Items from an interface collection
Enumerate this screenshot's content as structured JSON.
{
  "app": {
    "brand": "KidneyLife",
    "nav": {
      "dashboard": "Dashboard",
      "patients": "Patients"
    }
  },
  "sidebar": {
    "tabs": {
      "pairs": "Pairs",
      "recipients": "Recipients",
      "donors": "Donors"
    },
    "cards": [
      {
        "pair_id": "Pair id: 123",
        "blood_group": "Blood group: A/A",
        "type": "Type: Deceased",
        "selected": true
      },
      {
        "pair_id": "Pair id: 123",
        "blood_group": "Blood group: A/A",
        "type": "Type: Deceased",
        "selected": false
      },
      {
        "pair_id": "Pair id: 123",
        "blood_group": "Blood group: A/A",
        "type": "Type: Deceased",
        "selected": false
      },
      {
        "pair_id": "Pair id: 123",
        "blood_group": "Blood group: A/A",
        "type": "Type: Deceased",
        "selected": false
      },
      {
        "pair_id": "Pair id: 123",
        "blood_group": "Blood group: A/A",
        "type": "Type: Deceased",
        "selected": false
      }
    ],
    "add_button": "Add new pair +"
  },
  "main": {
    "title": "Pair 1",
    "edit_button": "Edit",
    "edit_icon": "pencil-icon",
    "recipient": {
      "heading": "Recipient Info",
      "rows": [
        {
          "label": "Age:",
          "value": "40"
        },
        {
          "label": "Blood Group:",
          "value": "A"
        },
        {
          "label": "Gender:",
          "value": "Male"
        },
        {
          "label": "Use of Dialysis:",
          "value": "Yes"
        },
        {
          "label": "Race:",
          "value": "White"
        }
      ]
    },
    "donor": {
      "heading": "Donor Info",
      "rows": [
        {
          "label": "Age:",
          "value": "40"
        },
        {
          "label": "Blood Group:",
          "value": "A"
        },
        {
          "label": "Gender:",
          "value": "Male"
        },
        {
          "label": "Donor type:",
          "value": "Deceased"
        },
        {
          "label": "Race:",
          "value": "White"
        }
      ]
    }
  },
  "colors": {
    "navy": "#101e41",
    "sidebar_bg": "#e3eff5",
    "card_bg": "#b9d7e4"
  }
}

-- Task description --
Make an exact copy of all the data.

-- Written response --
Enumerate this screenshot's content as structured JSON.
{
  "app": {
    "brand": "KidneyLife",
    "nav": {
      "dashboard": "Dashboard",
      "patients": "Patients"
    }
  },
  "sidebar": {
    "tabs": {
      "pairs": "Pairs",
      "recipients": "Recipients",
      "donors": "Donors"
    },
    "cards": [
      {
        "pair_id": "Pair id: 123",
        "blood_group": "Blood group: A/A",
        "type": "Type: Deceased",
        "selected": true
      },
      {
        "pair_id": "Pair id: 123",
        "blood_group": "Blood group: A/A",
        "type": "Type: Deceased",
        "selected": false
      },
      {
        "pair_id": "Pair id: 123",
        "blood_group": "Blood group: A/A",
        "type": "Type: Deceased",
        "selected": false
      },
      {
        "pair_id": "Pair id: 123",
        "blood_group": "Blood group: A/A",
        "type": "Type: Deceased",
        "selected": false
      },
      {
        "pair_id": "Pair id: 123",
        "blood_group": "Blood group: A/A",
        "type": "Type: Deceased",
        "selected": false
      }
    ],
    "add_button": "Add new pair +"
  },
  "main": {
    "title": "Pair 1",
    "edit_button": "Edit",
    "edit_icon": "pencil-icon",
    "recipient": {
      "heading": "Recipient Info",
      "rows": [
        {
          "label": "Age:",
          "value": "40"
        },
        {
          "label": "Blood Group:",
          "value": "A"
        },
        {
          "label": "Gender:",
          "value": "Male"
        },
        {
          "label": "Use of Dialysis:",
          "value": "Yes"
        },
        {
          "label": "Race:",
          "value": "White"
        }
      ]
    },
    "donor": {
      "heading": "Donor Info",
      "rows": [
        {
          "label": "Age:",
          "value": "40"
        },
        {
          "label": "Blood Group:",
          "value": "A"
        },
        {
          "label": "Gender:",
          "value": "Male"
        },
        {
          "label": "Donor type:",
          "value": "Deceased"
        },
        {
          "label": "Race:",
          "value": "White"
        }
      ]
    }
  },
  "colors": {
    "navy": "#101e41",
    "sidebar_bg": "#e3eff5",
    "card_bg": "#b9d7e4"
  }
}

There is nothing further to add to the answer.